"Ecology? Look it up. You're involved." With this slogan, posted guerrilla-style on billboards, the group that would become "Greenpeace" launched its first campaign ... and sparked a mind-shift that has literally changed how we think about the world around us. In the decade from 1969 to 1979, Greenpeace evolved from a loosely organized protest-group in the unlikely setting of Vancouver, Canada, into an international phenomenon that went head-to-head against governments and corporations, attracting the support of ordinary citizens alongside celebrities, politicians, writers, musicians and visionaries.

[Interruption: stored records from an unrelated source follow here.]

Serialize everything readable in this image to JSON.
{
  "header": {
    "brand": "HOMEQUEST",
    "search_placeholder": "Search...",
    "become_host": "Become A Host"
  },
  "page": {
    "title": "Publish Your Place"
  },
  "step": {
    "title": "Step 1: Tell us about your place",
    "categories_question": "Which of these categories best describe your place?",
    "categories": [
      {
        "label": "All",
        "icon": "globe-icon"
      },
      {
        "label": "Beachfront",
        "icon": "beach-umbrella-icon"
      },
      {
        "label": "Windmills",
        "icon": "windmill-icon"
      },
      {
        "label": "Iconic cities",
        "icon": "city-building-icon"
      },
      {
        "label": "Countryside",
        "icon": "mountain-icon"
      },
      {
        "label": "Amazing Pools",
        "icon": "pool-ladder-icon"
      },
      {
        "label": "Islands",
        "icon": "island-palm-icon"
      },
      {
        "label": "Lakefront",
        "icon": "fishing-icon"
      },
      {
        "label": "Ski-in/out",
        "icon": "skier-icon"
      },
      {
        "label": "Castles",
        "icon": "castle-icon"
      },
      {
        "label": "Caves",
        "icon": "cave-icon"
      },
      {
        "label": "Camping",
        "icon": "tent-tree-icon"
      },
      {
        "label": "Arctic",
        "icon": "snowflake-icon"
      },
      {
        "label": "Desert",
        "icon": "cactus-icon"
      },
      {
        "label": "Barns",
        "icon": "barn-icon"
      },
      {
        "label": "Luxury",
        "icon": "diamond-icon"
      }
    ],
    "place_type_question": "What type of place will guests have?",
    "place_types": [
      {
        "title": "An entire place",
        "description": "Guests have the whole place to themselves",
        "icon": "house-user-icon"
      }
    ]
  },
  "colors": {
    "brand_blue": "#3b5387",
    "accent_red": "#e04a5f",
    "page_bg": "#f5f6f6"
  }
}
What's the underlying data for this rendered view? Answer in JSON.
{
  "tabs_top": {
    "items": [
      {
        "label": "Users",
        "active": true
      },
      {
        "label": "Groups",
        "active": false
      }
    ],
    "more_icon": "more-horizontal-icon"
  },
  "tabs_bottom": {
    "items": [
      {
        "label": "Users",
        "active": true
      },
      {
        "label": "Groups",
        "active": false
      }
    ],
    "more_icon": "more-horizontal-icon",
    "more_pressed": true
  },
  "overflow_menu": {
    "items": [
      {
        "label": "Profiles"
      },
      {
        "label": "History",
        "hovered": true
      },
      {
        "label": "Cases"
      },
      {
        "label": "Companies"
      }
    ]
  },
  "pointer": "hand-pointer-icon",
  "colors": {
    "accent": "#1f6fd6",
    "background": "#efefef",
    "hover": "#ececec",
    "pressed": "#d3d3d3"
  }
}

Greenpeace: The Inside Story is the definitive record of this extraordinary journey, indelibly portrayed by someone who helped make it happen--Pulitzer Prize nominee Rex Weyler. With an historian's insight and a novelist's style, Weyler introduces us to the characters and events that shaped an "eco-navy"--from the first voyage into the Pacific to "stop the bomb" to the risky mission to "save the whales" to the struggles with money and ideology that accompanied success. Greenpeace is a remarkable achievement: a gripping story; a snapshot of the mid-20th-century zeitgeist; a fascinating study of media manipulation; an uncompromising look at the sometimes brutal internal struggles of activist organizations; and above all, an inspiring call-to-arms that deepens our understanding of what it means to be politically engaged. Greenpeace shows why and how the revolution begins and leads us through the aftermath.